Highlight: 1000 Main, AKA Reliant Energy Plaza, delivered.
Occupancy: It opened at 86% leased, including 500k SF for Reliant Energy’s HQ. Other major tenants included Marsh USA, Mercer Human Resource Consulting, Spencer Stuart and UBS.
Game changer: Through the ‘80s and ‘90s, Main Street was a mess. For years, people had been calling for a change, believing the road could be the heart of Downtown Houston. Century Development’s Richard Everett (who also developed Wells Fargo Plaza) decided to be the impetus, telling Ralph Bivens he wanted to “change the nature of Main Street.” 1000 Main indeed sparked a renaissance. The opening of the light rail, including the iconic water-fountained stop in front of 1000 Main, gave an extra push.
Connectivity: Digging the tunnel from 1000 Main across Lamar to Foley's was the system’s first significant addition in years. It also tied in with the tunnel from Foley's to its garage across Travis--that section was the oldest in the city, but had been disconnected from the rest of the system.
Owner: KanAm purchased the property
Price tag: $230M, a record for Downtown Houston at the time.
Occupancy: The following year, PMRG was awarded leasing of the property and moved its own corporate HQ into 32k SF there. (It's still got both the listing and the office.)
Owner: Invesco purchased the property
Price tag: $340M
On a roll: Invesco was snapping up iconic properties left and right. In 2013, it bought Williams Tower and BG Group Place.
Major tenant: Shell occupied 332k SF (40% of the building), taking advantage of the two-story trading floor built for Reliant. Its lease runs through 2025.
Highlight: Invesco put the property (99% leased at the time) on the market in September. It was reportedly appraised at $440M, and dozens of parties showed up to bid. It took only three months for a buyer to be announced.
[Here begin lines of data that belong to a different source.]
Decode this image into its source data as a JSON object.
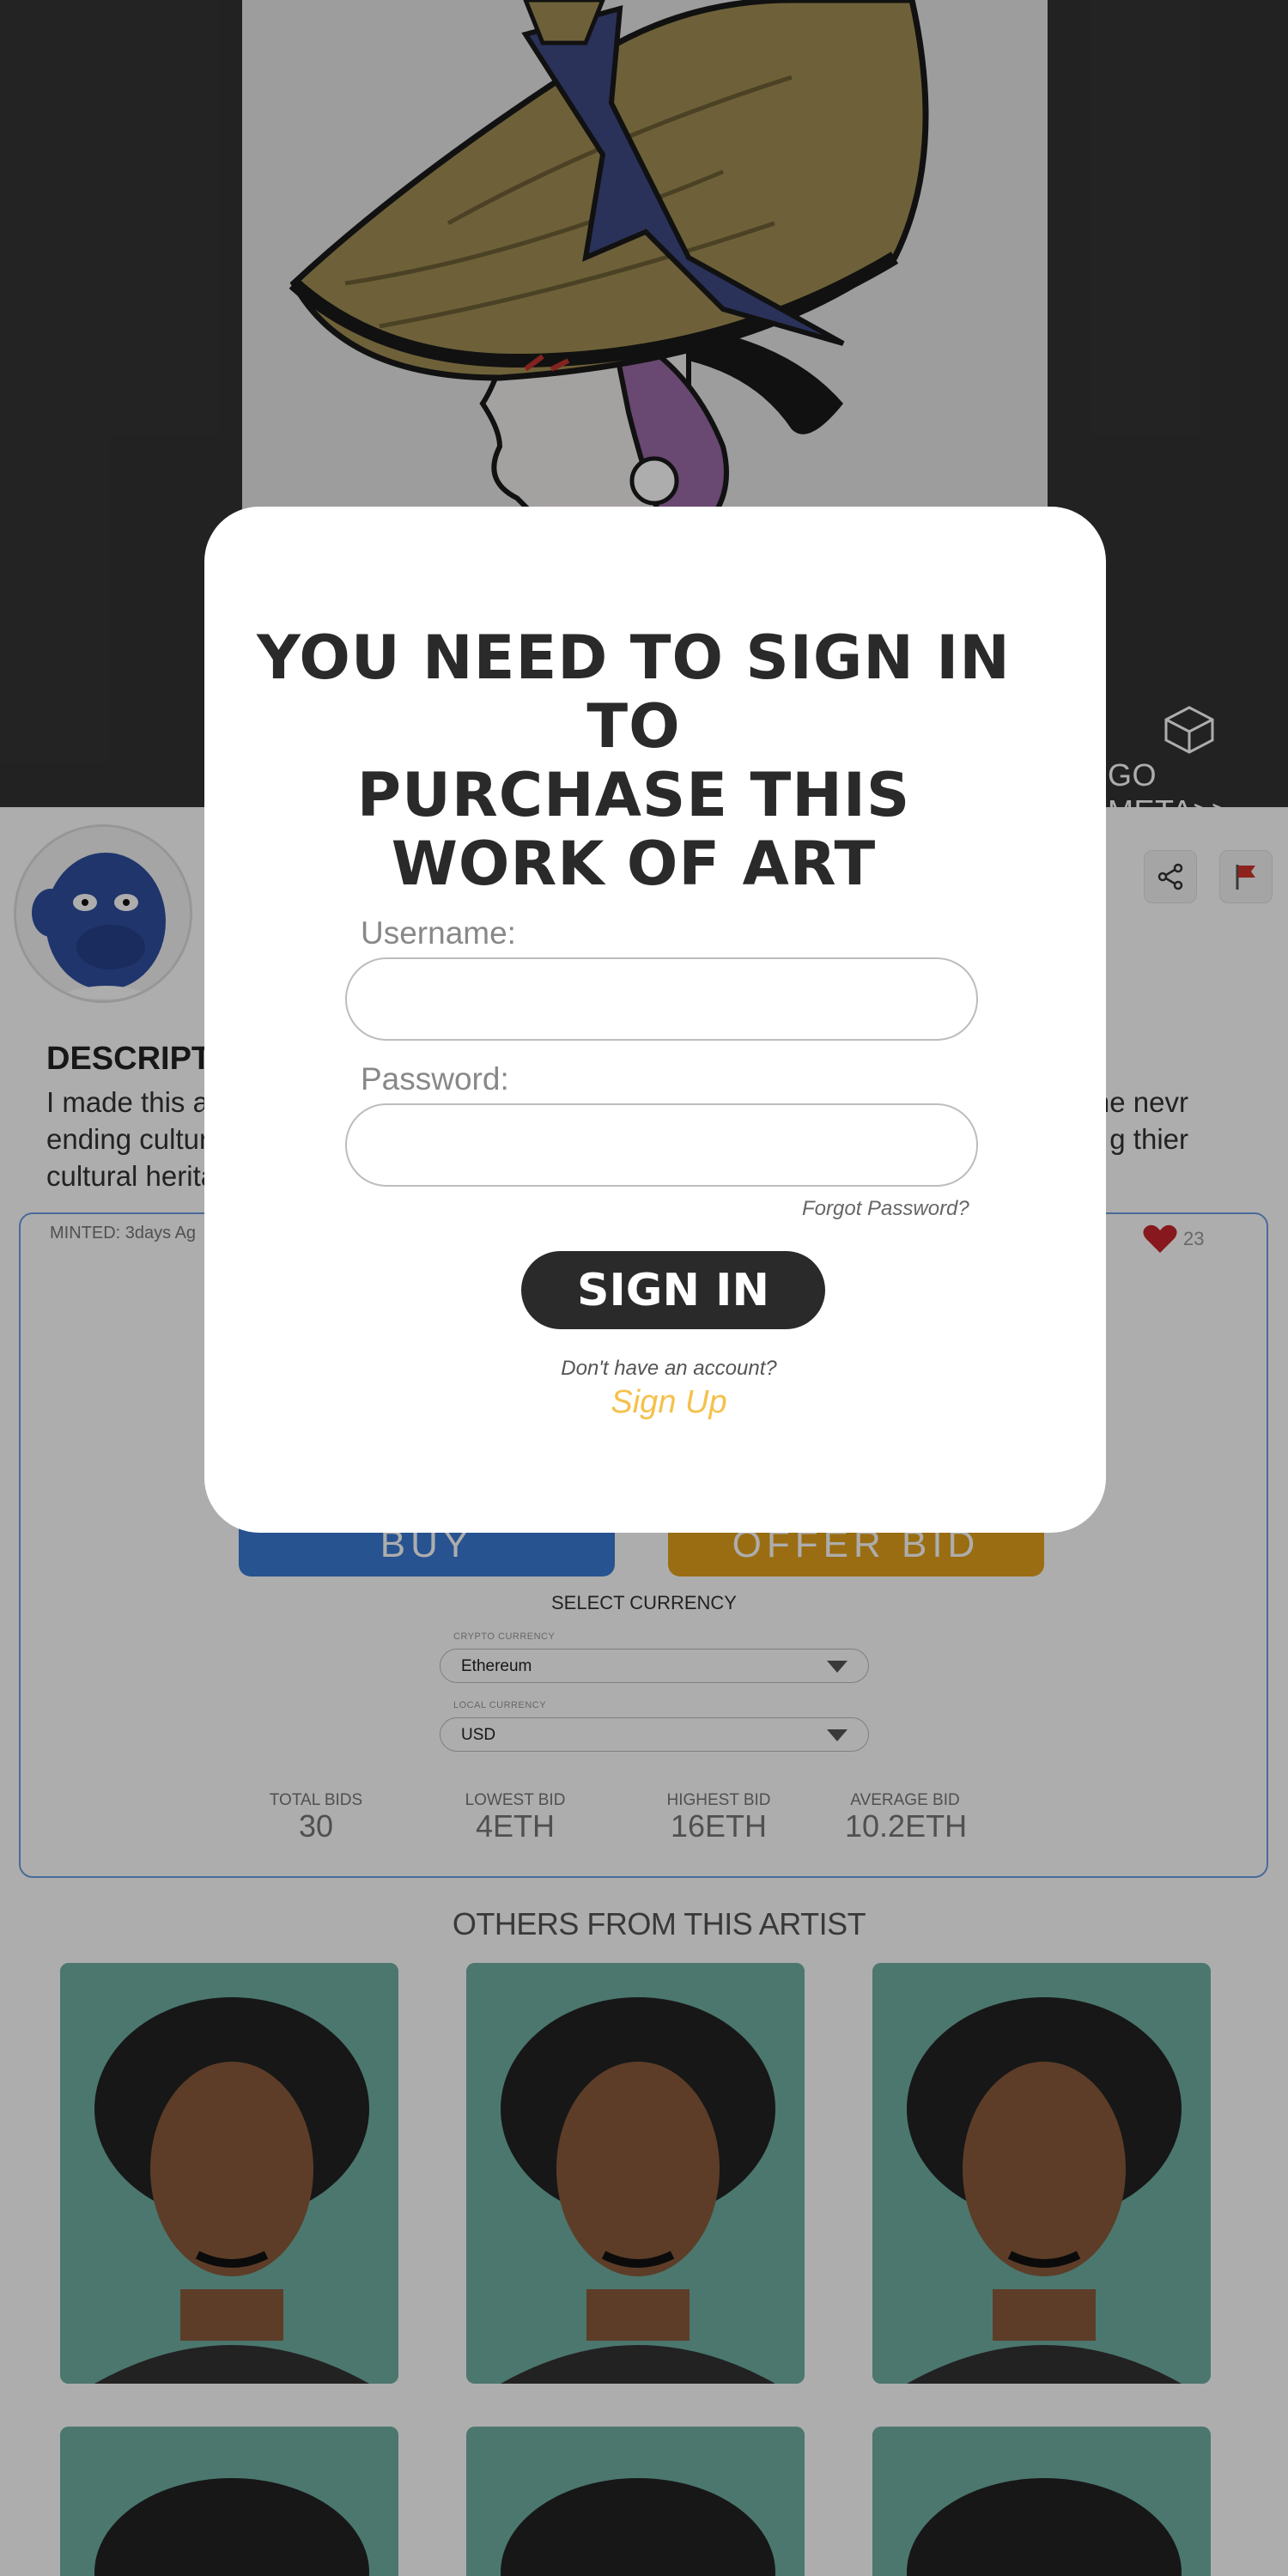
{
  "hero": {
    "go_meta_label": "GO META>>",
    "go_meta_icon": "cube-icon"
  },
  "actions": {
    "bookmark_icon": "bookmark-icon",
    "share_icon": "share-icon",
    "report_icon": "flag-icon"
  },
  "description": {
    "title": "DESCRIPTIC",
    "text_line1_left": "I made this ar",
    "text_line1_right": "he nevr",
    "text_line2_left": "ending cultur",
    "text_line2_right": "g thier",
    "text_line3_left": "cultural herita"
  },
  "listing": {
    "minted": "MINTED: 3days Ag",
    "likes": "23",
    "buy_label": "BUY",
    "offer_label": "OFFER BID",
    "select_currency": "SELECT CURRENCY",
    "crypto_label": "CRYPTO CURRENCY",
    "crypto_value": "Ethereum",
    "local_label": "LOCAL CURRENCY",
    "local_value": "USD",
    "stats": [
      {
        "label": "TOTAL BIDS",
        "value": "30"
      },
      {
        "label": "LOWEST BID",
        "value": "4ETH"
      },
      {
        "label": "HIGHEST BID",
        "value": "16ETH"
      },
      {
        "label": "AVERAGE BID",
        "value": "10.2ETH"
      }
    ]
  },
  "others": {
    "title": "OTHERS FROM THIS ARTIST"
  },
  "modal": {
    "title_line1": "YOU NEED TO SIGN IN TO",
    "title_line2": "PURCHASE THIS",
    "title_line3": "WORK OF ART",
    "username_label": "Username:",
    "password_label": "Password:",
    "forgot": "Forgot Password?",
    "signin": "SIGN IN",
    "no_account": "Don't have an account?",
    "signup": "Sign Up"
  },
  "colors": {
    "accent_blue": "#3a7bd5",
    "accent_orange": "#e4a11b",
    "signup_yellow": "#f5c14b",
    "modal_dark": "#2a2a2a"
  }
}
Owner: LaSalle bid $450M, or a record-shattering $537/SF. But wait! Amid plummeting oil prices, they scrapped the deal in January 2015.
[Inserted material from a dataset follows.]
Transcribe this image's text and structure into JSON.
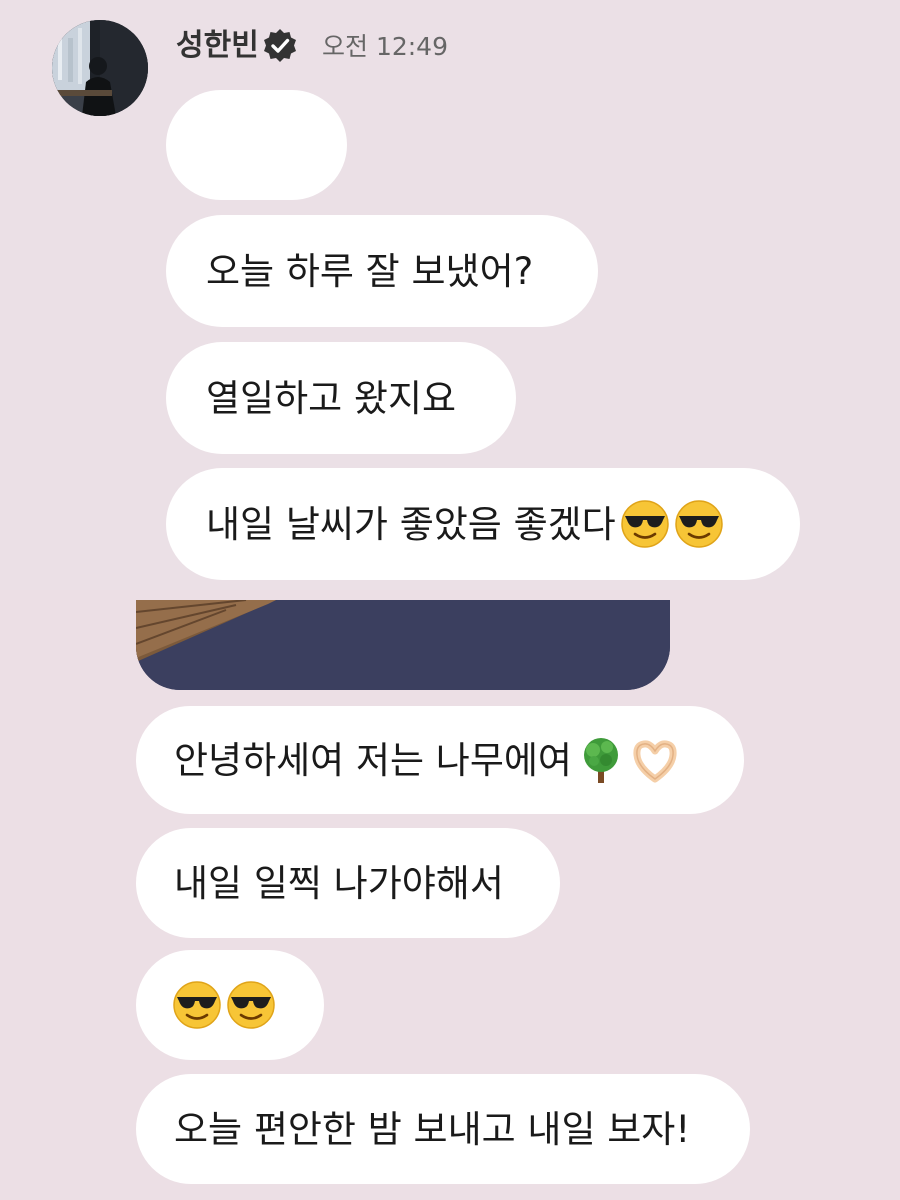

Owner: This month, German investor Union Investment Real Estate (advised by Metzler) closed on the property. It had been the runner-up behind LaSalle.
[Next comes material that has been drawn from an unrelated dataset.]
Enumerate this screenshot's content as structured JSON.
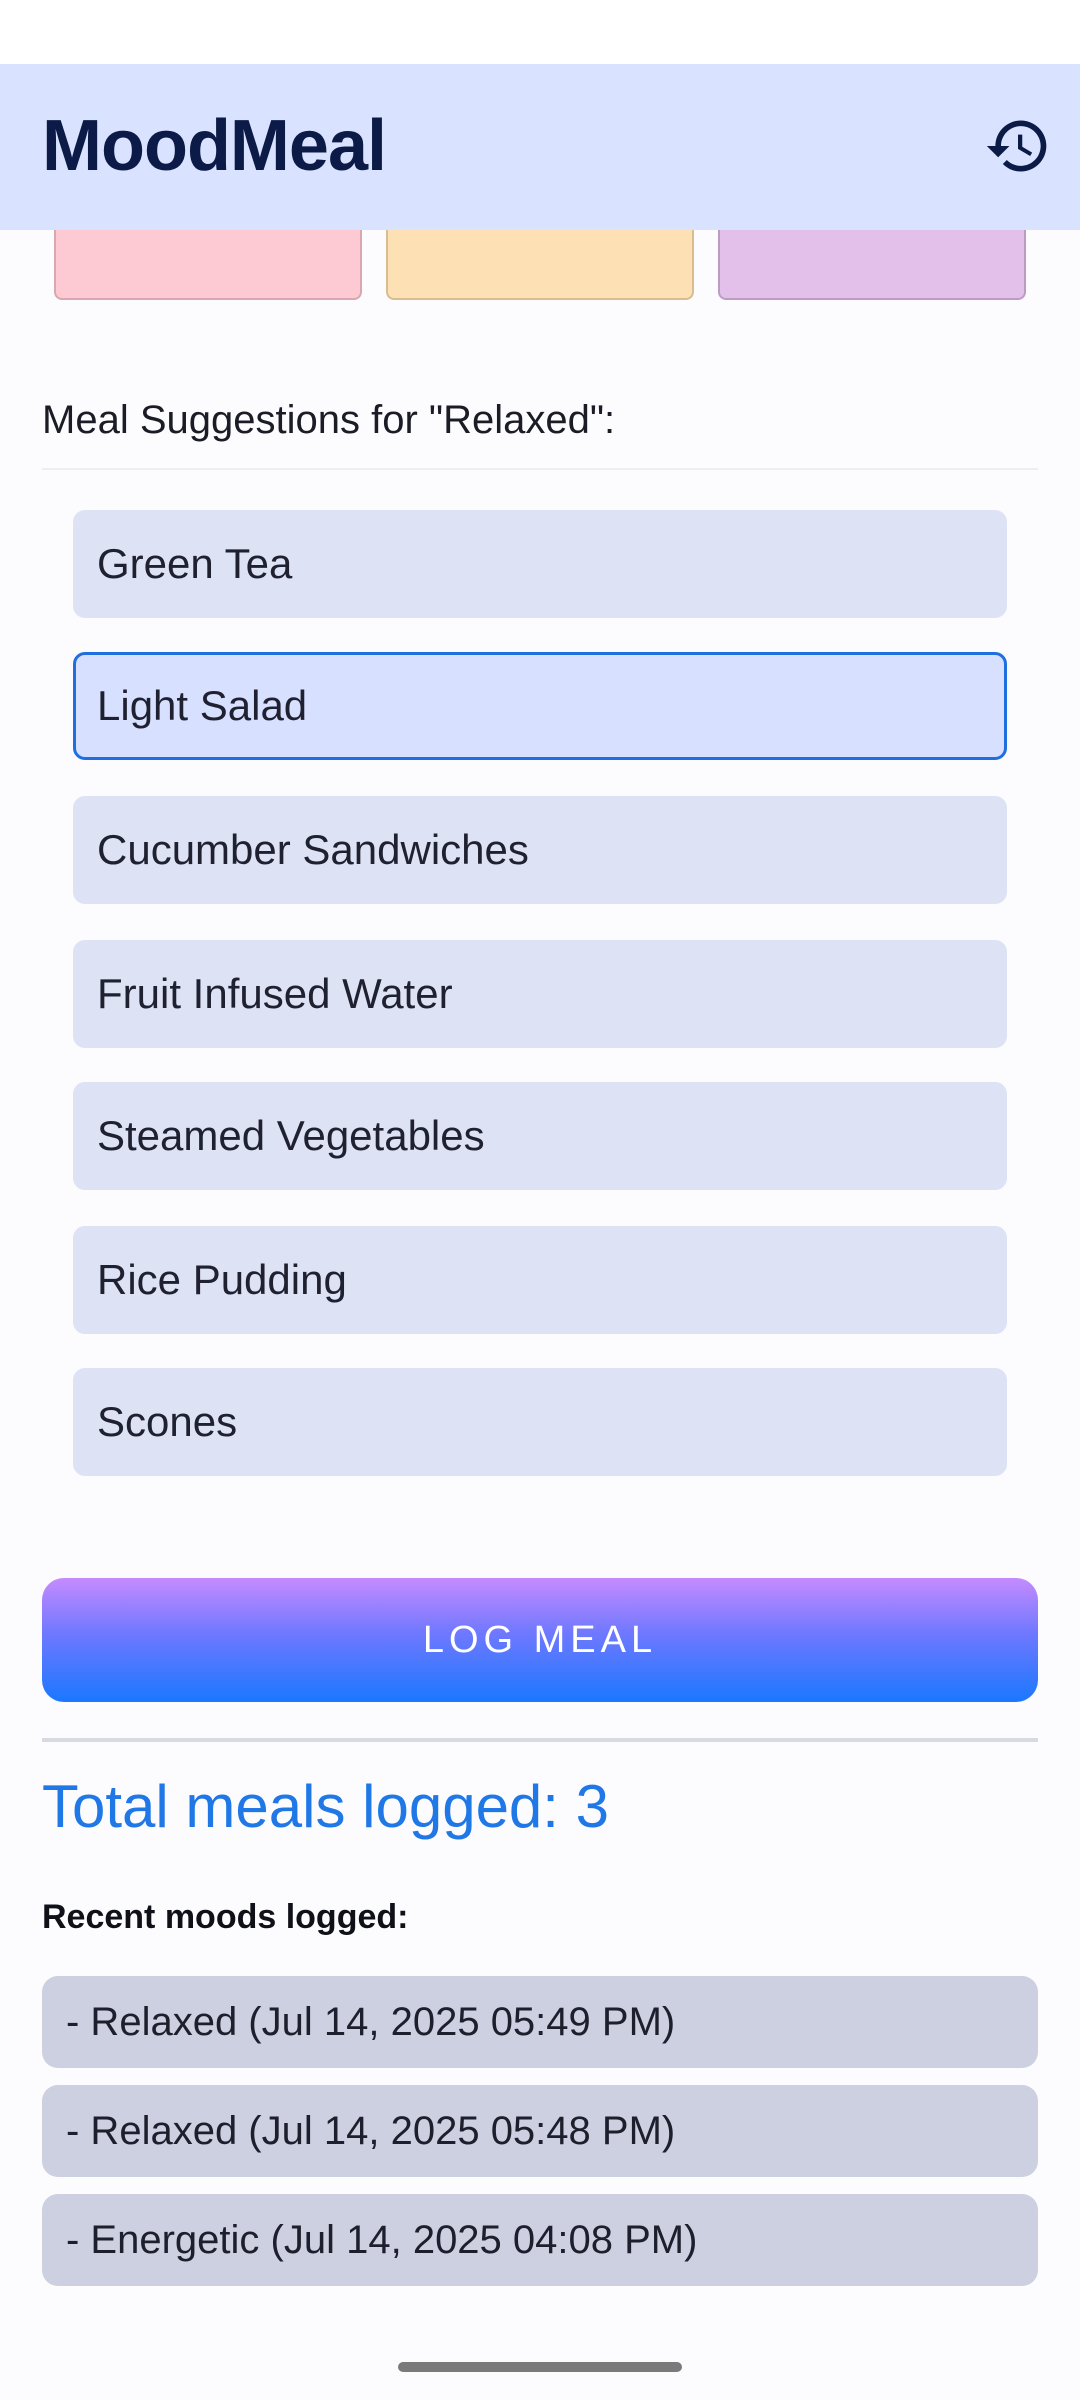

Price tag: Reportedly $440M, or $525/SF. If that’s correct, it marks a new high-water mark for Houston. (Our previous record was $524, set by Hess Tower in 2011.) It’s also a $200M increase for Invesco after only two and a half years of ownership.
Value-add: Real Estate Alert reports the property’s in-place rents are 20% below the asking rate. Investors were told a buyer could boost NOI by $3.5M within five years by bringing those up to market levels.